A spectator’s guide to Dota 2
When The International 3 starts on August 7, Dota 2 won’t have been out of closed beta for a month. Unfortunately, that means most players haven’t had time to learn the intricacies of the incredibly complex game before it’s time for the highest-paying eSports tournament in history.
Fortunately, Dota 2 is significantly easier to spectate than it is to play. There’s no need to memorize every Hero’s skills or item stats to get into the excitement if you have a basic understanding of what’s going on. This guide is a quick primer to let you know what to watch for when watching The International next week. It is not intended to teach you how to play, and won’t discuss some of the knowledge required to play the game itself.
Let’s start with the basics. The goal of Dota 2 is relatively simple: Two teams of five players work to get across the map and destroy the enemy team’s Ancient deep within their base. Sounds pretty simple, right?
There are complications, though. For players to get their building Ancient destruction on, they must first make it through a series of high-powered turret-like Towers, enemy creep units, and opposing heroes.
Brawls happen in one of the three “lanes.” If you take a look at the Dota 2 map, you’ll see two L-shaped open spaces winding around the edges of the map and another right in the middle. Those are the “lanes,” and are labelled as top, mid, and bottom (or “bot”). The space in between the lanes is called the “jungle” and contains more neutral monsters that can be killed for experience and money.
Typically, the majority of the team spends most of their time in the lanes, fighting to kill the AI-controlled creep units and opposing champions. During the early game, you’ll see them focusing on leveling their characters and obtaining items while simultaneously attempting to slay their opponents. All the while, regular waves of creep units will fight it out among themselves.

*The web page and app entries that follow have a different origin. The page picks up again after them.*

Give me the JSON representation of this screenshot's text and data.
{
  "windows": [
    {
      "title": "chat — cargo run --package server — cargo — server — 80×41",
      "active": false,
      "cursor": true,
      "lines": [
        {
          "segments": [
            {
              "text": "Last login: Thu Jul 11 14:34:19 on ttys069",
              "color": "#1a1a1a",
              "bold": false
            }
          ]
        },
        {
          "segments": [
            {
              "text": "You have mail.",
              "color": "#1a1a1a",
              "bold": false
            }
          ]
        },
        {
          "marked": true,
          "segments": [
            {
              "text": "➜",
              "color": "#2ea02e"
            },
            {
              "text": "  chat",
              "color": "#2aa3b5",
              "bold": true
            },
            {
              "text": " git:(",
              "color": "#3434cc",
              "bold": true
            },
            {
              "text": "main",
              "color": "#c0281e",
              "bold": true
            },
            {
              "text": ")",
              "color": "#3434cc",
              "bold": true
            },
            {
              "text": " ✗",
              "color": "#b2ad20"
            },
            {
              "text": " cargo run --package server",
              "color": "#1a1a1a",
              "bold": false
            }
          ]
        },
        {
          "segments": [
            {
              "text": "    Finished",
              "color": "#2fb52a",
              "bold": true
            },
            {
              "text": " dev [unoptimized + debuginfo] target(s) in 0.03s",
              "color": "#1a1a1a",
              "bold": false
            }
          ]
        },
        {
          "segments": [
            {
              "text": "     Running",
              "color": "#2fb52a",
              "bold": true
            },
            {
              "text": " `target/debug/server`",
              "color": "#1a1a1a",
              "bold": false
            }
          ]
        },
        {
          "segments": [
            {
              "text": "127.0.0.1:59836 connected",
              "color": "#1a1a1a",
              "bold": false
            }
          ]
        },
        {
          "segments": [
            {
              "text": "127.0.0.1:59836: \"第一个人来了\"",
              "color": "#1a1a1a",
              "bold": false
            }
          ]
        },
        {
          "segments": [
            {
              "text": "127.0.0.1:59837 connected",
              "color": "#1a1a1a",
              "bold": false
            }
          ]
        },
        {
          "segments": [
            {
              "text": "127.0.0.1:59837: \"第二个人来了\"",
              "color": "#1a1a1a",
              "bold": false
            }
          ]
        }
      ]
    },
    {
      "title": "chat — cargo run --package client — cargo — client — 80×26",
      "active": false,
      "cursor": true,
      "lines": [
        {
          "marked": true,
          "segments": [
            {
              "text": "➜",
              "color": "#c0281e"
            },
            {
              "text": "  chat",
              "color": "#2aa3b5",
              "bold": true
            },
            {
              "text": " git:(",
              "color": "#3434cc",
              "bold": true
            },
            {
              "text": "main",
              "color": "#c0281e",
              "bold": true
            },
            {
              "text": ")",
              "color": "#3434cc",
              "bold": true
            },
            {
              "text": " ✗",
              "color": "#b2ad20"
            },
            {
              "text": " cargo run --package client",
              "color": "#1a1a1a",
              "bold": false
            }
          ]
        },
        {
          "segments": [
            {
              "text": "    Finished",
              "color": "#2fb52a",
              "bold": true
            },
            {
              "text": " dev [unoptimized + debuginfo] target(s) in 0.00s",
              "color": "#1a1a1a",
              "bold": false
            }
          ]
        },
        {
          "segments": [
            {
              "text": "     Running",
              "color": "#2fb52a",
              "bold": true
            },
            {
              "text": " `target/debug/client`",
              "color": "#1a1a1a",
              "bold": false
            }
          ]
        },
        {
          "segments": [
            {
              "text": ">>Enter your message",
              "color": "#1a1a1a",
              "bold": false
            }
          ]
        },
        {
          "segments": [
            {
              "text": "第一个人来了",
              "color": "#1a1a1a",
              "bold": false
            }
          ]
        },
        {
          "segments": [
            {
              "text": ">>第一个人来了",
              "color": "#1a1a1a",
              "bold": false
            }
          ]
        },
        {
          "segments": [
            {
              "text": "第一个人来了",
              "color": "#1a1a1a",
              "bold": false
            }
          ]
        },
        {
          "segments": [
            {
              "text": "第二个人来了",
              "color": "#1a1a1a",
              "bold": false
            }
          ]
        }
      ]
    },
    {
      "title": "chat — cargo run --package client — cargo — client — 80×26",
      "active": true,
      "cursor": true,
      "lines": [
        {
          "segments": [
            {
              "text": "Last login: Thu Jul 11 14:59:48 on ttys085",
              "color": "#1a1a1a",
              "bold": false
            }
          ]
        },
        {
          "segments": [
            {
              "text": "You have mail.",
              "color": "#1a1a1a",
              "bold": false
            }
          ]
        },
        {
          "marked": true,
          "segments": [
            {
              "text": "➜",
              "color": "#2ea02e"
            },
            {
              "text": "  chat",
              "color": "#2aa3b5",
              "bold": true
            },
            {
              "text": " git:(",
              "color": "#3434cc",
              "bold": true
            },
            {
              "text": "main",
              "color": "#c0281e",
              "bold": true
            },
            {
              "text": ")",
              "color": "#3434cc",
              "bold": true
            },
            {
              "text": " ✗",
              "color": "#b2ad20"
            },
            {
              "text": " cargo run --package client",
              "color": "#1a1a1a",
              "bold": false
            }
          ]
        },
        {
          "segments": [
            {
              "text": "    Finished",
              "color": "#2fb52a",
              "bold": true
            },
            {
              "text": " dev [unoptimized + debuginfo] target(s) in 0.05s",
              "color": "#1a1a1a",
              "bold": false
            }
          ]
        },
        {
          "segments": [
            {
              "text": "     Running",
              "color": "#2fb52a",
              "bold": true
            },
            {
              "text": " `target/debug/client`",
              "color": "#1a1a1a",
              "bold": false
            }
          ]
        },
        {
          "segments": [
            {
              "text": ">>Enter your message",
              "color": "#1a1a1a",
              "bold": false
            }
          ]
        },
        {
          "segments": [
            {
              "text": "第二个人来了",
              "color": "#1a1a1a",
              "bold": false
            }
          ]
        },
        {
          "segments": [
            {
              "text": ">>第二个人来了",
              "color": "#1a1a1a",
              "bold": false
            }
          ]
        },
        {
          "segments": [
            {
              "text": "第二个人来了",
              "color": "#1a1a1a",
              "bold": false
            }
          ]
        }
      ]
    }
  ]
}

Taking down enemy characters is nice, but the real goal here is the Towers, which rain fire down upon anyone who gets within their range. Heroes need two things to bring them down: A wave of creeps to shield them from the Tower’s blows, and some serious firepower.
The Towers also serve as a good way to figure out which team is winning at any particular moment. In general, the team that has cleared more of their opponents’ 11 towers is in the lead. The clear, obvious objectives make figuring out who’s winning in Dota 2 significantly easier than many other games on the eSports scene.
In order to pull off the downright Herculean task of taking down a tower, heroes must power up. Just like in most RPG-oriented games, there are two ways to do this. First, and most obvious, is leveling up. Killing just about anything awards experience, and when enough is attained, heroes level up and are awarded a skill point to improve one of their skills or simply buff their base stats.
But perhaps the most influential way to power up heroes is by way of items. Whether players are looking to improve their attack speed, defense against magic attacks, or gain a quick speed boost, items are necessary. And you get items by spending gold at one of the map’s shops. When you see a player making their way to one of the three shops on their side of the map (one at the base, one in the corner of the bottom and top lanes, and one in the jungle), expect a big power boost.
Finally, positions. The roles of the 102 heroes are extremely flexible, but at the most basic levels, they get split into one of three categories: Carries, supports, and junglers. Carries are the fighters of the bunch, and tend to be weak in the early game, while gaining a the capability to do huge amounts of damage as they level up. Supports are there to help the carries get to that point using stuns, buffs, and slows to keep them alive. Junglers are the rolling stones of the group, wandering from lane to lane, killing monsters in the jungle, and surprising opponents in their lanes in order to get kills.
Obviously, there’s a ton more to learn about Dota 2, but these tips should give you a basic idea of what’s going on in The International next week. Of course, the best way to learn the game is to play it, and Dota 2 is recently out of beta. Just be prepared for a crazy steep learning curve.